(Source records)

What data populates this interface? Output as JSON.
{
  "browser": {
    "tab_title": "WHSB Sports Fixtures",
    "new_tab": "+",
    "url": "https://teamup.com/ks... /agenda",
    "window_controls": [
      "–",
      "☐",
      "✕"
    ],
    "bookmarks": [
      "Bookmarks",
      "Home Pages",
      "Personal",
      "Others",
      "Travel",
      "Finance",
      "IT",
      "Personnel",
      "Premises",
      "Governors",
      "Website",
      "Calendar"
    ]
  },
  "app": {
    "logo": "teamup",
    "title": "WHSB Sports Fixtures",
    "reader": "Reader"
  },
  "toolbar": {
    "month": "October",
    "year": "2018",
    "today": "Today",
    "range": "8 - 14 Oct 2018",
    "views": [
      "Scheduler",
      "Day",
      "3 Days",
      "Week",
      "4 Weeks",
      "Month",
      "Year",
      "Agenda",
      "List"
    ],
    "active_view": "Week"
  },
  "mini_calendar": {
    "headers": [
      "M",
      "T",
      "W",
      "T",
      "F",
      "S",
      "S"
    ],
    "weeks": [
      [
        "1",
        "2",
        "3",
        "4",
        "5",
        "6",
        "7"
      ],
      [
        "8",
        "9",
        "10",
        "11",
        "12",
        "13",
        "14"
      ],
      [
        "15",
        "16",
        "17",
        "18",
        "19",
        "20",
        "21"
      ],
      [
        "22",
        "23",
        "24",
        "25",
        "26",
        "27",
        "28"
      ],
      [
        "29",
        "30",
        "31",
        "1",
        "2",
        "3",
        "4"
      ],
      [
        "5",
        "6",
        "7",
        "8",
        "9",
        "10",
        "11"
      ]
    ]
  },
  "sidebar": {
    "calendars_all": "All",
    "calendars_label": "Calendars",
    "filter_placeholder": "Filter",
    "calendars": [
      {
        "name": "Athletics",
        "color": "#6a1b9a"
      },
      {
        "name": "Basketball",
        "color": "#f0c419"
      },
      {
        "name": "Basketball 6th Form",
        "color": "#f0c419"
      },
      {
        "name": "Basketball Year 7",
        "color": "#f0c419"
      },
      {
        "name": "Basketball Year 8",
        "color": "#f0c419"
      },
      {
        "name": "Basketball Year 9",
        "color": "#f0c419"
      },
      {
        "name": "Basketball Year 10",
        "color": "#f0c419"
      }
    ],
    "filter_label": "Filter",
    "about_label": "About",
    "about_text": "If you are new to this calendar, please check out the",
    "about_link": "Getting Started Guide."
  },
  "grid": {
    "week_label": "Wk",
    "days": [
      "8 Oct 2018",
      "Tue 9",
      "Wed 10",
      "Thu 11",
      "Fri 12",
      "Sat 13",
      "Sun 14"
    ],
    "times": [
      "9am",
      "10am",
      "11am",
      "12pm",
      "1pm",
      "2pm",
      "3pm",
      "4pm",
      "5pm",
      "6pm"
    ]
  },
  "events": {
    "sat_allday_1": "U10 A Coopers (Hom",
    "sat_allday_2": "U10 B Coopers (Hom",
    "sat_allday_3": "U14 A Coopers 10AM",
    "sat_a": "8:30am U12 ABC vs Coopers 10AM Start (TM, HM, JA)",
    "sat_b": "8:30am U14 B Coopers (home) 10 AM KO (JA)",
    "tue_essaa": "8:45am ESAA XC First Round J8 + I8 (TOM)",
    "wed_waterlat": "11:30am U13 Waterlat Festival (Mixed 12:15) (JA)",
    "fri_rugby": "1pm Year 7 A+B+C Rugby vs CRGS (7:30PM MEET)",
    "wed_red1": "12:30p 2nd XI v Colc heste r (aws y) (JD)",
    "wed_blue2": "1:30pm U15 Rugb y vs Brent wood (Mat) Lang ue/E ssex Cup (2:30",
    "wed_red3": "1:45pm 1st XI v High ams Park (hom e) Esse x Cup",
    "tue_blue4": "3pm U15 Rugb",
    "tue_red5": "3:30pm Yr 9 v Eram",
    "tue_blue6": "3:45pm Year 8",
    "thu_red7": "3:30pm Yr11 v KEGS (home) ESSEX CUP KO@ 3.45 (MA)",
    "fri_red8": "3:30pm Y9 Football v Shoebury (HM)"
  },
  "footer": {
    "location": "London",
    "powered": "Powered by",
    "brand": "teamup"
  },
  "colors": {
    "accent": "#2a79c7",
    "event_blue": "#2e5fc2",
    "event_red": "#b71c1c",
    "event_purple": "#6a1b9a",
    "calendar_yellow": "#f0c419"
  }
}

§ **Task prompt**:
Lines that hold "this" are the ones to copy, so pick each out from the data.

§ **Answer area**:
What data populates this interface? Output as JSON.
    "about_text": "If you are new to this calendar, please check out the",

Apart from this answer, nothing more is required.